The defendant urges that the evidence reflects that there is a living, breathing person Barney Padgett and that it was necessary to prove his non-consent. The only evidence in the record about this Barney Padgett occurs at pages 18 and 19, during cross-examination of Thrasher:*598 "Q. They have to come therecould you state that boat's brand number again, please, sir, I'm not sure about the fourth number or letter, is that eight or A? "A. CEB 84 191-M78F. "Q. That fourth digit there, is eight? "A. I believe so. I could not be positive without pulling the original invoice. "Q. You don't have the original records with you? "A. No, sir, Barney Padgett has those. He has since he moved his location. If it is necessary, we can get the original invoice."
To say that Barney Padgett's non-consent is essential is purely speculatory. However the unequivocal, undisputed testimony is that the manager of the company did not consent to the removal of the boat. This is sufficient and the court below did not err.
Issue No. 5. The defendant contends that the evidence did not sufficiently prove that the boat recovered was the same boat allegedly stolen.

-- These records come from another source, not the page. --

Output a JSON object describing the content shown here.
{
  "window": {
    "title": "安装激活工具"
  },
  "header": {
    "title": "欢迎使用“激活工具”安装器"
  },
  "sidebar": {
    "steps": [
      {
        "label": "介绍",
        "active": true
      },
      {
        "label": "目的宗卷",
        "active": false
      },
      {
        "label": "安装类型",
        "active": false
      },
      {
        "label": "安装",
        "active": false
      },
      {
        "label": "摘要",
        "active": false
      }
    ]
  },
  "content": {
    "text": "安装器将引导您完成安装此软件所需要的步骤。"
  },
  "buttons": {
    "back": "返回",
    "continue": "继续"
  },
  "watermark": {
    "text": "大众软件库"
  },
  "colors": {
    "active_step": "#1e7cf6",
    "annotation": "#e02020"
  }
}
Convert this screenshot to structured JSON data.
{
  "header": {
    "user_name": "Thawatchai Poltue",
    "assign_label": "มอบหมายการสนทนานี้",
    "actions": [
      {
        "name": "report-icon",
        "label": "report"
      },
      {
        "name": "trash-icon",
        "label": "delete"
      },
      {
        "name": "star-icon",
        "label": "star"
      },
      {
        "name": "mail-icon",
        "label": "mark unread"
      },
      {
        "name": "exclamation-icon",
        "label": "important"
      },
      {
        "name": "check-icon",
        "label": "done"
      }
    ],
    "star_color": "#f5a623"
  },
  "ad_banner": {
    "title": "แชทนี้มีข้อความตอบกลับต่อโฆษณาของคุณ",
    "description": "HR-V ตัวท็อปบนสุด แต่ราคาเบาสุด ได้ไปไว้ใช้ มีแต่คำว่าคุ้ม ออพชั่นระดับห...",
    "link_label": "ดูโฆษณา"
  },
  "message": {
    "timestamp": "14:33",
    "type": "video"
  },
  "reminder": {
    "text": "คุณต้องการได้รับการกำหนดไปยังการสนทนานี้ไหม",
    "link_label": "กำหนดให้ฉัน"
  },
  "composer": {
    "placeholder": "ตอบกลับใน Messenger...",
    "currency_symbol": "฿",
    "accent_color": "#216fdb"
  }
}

This contention is absolutely groundless. The boat taken from Barney Padgett Marine, Inc., was described as a Century make, twenty-one feet long, tan and beige in color, and powered by a Mercruiser inboard/outboard propulsion unit. The serial number of the boat was given as CEB 84 191-M78-F. The boat was on a Tennessean tandum trailer with a serial number of GH-001096, Model 3600-23. The property recovered from the defendant is identical in every respect. A jury could reasonably infer from this evidence that the property recovered was the boat taken.
Issues 1 and 6. The defendant contends that the evidence was insufficient to support a conviction under Count 1 of the indictment, grand larceny.

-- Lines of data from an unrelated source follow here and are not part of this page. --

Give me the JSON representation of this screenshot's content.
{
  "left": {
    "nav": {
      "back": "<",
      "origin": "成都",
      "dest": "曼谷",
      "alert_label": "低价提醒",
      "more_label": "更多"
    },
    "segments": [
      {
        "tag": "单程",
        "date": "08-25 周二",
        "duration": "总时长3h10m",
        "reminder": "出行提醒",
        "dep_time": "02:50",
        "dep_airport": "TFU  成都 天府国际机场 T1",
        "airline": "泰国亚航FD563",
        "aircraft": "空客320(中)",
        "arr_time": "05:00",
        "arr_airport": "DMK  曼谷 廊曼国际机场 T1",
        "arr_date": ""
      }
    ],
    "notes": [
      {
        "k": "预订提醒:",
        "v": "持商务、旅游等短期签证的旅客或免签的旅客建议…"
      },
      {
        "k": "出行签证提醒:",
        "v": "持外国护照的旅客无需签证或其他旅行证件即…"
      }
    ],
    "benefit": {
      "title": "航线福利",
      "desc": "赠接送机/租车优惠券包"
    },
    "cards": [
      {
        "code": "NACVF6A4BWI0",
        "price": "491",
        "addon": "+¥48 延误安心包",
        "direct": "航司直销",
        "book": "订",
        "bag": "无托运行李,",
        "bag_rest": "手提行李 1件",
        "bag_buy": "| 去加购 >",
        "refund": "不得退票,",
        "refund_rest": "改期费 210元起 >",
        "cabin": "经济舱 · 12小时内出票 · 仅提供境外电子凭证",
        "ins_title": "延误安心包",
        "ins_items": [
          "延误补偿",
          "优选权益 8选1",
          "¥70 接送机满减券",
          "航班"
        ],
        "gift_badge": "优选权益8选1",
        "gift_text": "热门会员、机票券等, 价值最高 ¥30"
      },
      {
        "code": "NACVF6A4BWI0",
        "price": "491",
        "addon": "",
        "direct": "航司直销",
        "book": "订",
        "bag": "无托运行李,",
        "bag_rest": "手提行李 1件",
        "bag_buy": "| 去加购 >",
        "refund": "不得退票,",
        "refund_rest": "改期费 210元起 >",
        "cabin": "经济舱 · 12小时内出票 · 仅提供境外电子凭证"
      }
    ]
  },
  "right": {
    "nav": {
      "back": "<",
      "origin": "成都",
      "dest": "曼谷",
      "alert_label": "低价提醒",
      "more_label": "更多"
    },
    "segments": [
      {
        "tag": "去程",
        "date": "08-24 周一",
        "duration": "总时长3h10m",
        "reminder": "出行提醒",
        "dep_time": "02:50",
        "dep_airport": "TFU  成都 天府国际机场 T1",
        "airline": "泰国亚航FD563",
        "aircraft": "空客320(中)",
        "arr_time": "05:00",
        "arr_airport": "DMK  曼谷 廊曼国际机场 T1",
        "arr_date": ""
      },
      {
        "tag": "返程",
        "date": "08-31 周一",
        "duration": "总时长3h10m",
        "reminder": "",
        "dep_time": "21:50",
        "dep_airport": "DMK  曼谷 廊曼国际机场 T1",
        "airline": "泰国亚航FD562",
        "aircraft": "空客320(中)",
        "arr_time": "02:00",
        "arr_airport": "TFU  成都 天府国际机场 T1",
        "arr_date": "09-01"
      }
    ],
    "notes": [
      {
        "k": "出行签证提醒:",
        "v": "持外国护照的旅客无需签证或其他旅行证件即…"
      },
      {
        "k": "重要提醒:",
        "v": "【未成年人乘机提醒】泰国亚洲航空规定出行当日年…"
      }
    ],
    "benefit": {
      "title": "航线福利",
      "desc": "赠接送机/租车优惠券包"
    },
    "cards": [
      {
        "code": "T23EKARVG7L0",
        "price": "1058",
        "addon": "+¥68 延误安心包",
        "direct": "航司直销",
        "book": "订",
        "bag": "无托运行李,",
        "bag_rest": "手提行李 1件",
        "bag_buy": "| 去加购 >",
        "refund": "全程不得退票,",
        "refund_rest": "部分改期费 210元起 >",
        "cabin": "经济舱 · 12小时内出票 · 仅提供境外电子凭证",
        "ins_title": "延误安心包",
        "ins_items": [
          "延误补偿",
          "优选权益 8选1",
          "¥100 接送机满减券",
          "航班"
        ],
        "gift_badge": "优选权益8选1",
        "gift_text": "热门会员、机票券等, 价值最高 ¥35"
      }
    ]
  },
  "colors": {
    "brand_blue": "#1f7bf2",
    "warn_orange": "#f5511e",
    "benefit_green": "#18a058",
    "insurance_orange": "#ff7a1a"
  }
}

The corpus delicti in larceny consists of two elements: (1) that the property was lost by the owner, and (2) it was lost by felonious taking. Jones v. State, 51 Ala. App. 570, 287 So. 2d 886; Pate v. State, 36 Ala.App. 688, 63 So. 2d 223. The uncontroverted evidence is that the boat and trailer in question were lost by the owner. Whether or not the loss of the property was by a felonious taking may be proved by facts and circumstances as well as by direct and positive evidence and, if the evidence affords an inference that a larceny has been committed, its sufficiency is for the jury and it is their duty to determine whether the corpus delicti has been proven. Jones, supra, Melson v. State, 38 Ala.App. 514, 88 So. 2d 851. The circumstances of the removal of the property are sufficient to warrant a reasonable inference that the taking was felonious.
The defendant was found in possession of the property taken from Barney Padgett Marine, Inc. It is a well established rule that the possession of recently stolen goods is a fact from which the jury can legally infer guilt. The reasonableness of the possessor's explanation is for the jury. Klemmer v. State, 51 Ala.App. 383, 286 So. 2d 58, certiorari denied, 291 Ala. 786, 286 So. 2d 62; Dickey v. State, 32 Ala.App. 413, 26 So. 2d 532.
The defendant states that the undisputed testimony for the defendant places the defendant's first contact with the boat in Tuscaloosa and hence he could not have participated in its theft. This overlooks another well established rule that every person, who, with a guilty knowledge, aids and abets the carrying away is guilty of larceny. Jones, supra, Travis v. State, 32 Ala.App. 637, 29 So. 2d 359.
Without dispute the defendant aided in the asportation of the stolen property and his conduct at the Point Clear Marina is sufficient to allow a jury to reasonably and legally infer his guilty knowledge.
The court did not err in overruling the defendant's motions.
We have carefully searched the record for errors injuriously affecting the substantial rights of the appellant and have found none. The judgment of conviction is affirmed.
All the Judges concur.